Then & Now

by Sarah Peterson

The Then & Now series shares reflections of HATCH leaders on their own high school experience, and how their path as a teenager has influenced their adult life.

The Hatch School’s first students are currently navigating the many challenges of early adolescence. 7th and 8th grade is a tough time for many of us, and I was no exception. Looking back with the wisdom of age (and perhaps the bonus knowledge gained from teaching many students at this stage of development), I’m much better equipped to interpret what was so hard back then in the context of what I’ve learned about myself - and the world -  since. Here’s one thing I’d tell 1989 Sarah:

“I know it seems like all of a sudden everyone you know is making out at dances or under the bleachers at football games, and this transition is making you feel confused, unwanted, and left behind. It turns out there are lots of reasons for that, but here’s one big one: you’re gay. I know that to you, queerness is something that is strictly theoretical, and without role models it won’t be easy to figure this out about yourself. You think you’ve never met a gay person (hot tip - that’s not true), and coming out isn’t so much scary as completely beyond comprehension. It turns out, though, there’s more than one reason you’ve always felt so at home at Girl Scout camp - that will be the first place you’ll find your queer family. Even better, as you move through the next phases of your life it will be easier and easier to find places in your world where you belong - both because you’ll be more confident in who you are, and because the world starts believing that queer folks don’t need hide who they are to participate in mainstream life. By 2021, things are going to be really different for LGBTQ+ folks in the U.S. - so much better that it’s beyond what you can even imagine right now. So sit tight, and try to remember: there is nothing broken about you. You’re loved now and will be loved by many more in the future. This is a particularly hard moment, but you’re strong and capable and you won’t let this break you. Be kind to yourself as you struggle through this.”

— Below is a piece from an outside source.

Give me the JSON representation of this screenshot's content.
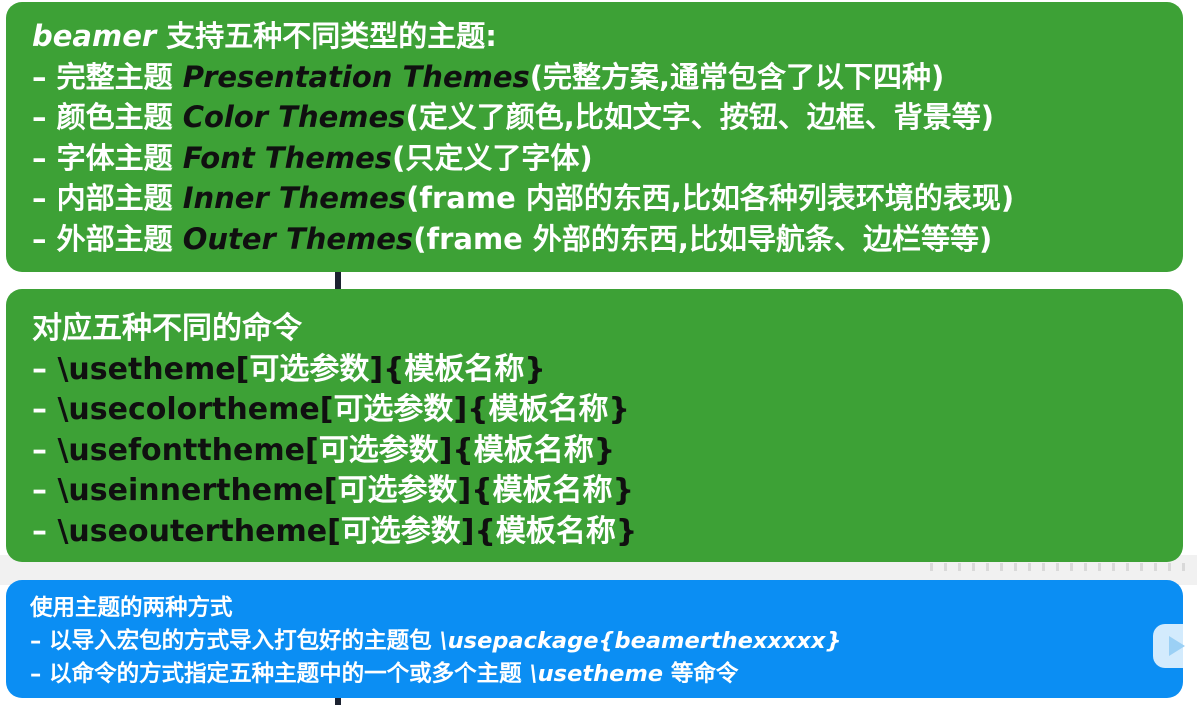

As I think about what it’s like to be in 8th grade today compared to how it was for me in 1989, some things couldn’t be more different and other things are exactly the same. I am constantly inspired by Gen Z absolutely refusing to simplify the complexities of gender and sexuality for the comfort of others. Even so, figuring out how to be in adult relationships is confusing, challenging, work - regardless of how you identify. Early adolescence will always be a tough time, because that’s when folks start coming to terms with the dissonance between who they are and who other people tell them they are supposed to be. For some folks, that dissonance is loudest with their sexuality or gender presentation, but for others it might be their neurotype, ethnicity, body size, religion, anxiety, family structure, disability, trauma response, financial insecurity, or almost anything else. Regardless of the source, though, my response is the same:

“Remember: there is nothing broken about you. You’re loved now and will be loved by many more in the future. This is a particularly hard moment, but you’re strong and capable and you won’t let this break you. Be kind to yourself as you struggle through this.”